Tell how many lines of the entries below include the string "JSON". Respond with the number alone.

----------

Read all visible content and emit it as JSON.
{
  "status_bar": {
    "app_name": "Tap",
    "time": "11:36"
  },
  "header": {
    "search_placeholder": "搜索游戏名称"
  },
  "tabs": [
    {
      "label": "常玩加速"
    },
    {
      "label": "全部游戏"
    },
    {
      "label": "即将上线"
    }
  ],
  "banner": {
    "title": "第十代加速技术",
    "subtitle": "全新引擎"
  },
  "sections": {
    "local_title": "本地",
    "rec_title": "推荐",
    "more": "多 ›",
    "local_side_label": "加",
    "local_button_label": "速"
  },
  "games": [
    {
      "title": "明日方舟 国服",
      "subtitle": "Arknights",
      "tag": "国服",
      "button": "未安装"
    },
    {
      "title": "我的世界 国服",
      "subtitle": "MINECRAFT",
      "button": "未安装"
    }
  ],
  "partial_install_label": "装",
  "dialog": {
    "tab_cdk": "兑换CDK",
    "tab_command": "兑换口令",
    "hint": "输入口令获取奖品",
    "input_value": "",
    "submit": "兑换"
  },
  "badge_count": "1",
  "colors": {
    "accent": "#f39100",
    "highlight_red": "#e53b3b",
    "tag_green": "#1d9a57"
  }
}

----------

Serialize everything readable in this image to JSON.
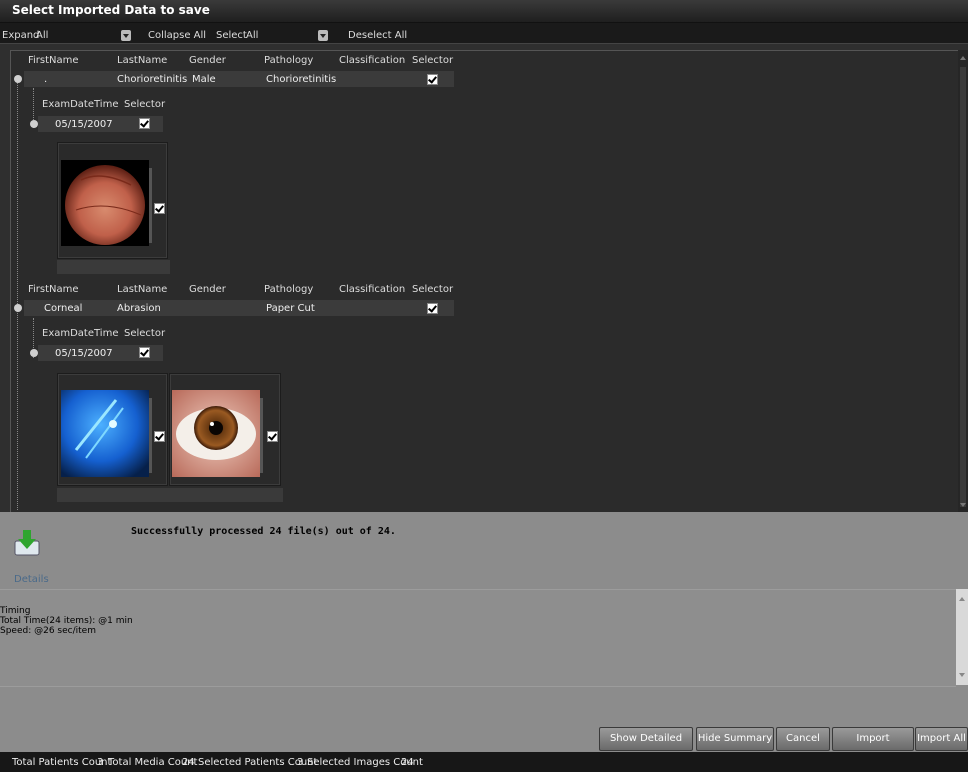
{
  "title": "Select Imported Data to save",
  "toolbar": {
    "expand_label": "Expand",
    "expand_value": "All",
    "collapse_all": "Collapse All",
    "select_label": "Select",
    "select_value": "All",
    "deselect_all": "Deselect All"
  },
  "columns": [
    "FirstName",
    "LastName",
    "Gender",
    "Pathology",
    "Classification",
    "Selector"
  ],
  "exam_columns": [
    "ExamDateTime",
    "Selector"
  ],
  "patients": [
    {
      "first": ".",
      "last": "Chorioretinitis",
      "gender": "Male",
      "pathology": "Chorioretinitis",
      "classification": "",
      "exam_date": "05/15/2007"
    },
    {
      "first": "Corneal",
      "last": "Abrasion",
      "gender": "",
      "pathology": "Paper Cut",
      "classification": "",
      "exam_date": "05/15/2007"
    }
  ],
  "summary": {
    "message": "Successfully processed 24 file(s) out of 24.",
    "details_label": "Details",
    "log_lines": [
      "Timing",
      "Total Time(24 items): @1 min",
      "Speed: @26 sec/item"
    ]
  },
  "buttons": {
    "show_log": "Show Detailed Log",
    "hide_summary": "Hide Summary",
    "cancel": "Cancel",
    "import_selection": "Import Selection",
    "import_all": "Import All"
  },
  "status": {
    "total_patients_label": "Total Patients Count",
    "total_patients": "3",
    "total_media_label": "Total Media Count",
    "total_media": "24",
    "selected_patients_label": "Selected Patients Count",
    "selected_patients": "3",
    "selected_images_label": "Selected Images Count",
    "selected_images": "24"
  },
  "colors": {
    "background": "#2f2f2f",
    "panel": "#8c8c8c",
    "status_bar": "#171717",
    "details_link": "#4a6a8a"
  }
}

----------

[Result of the exercise] 2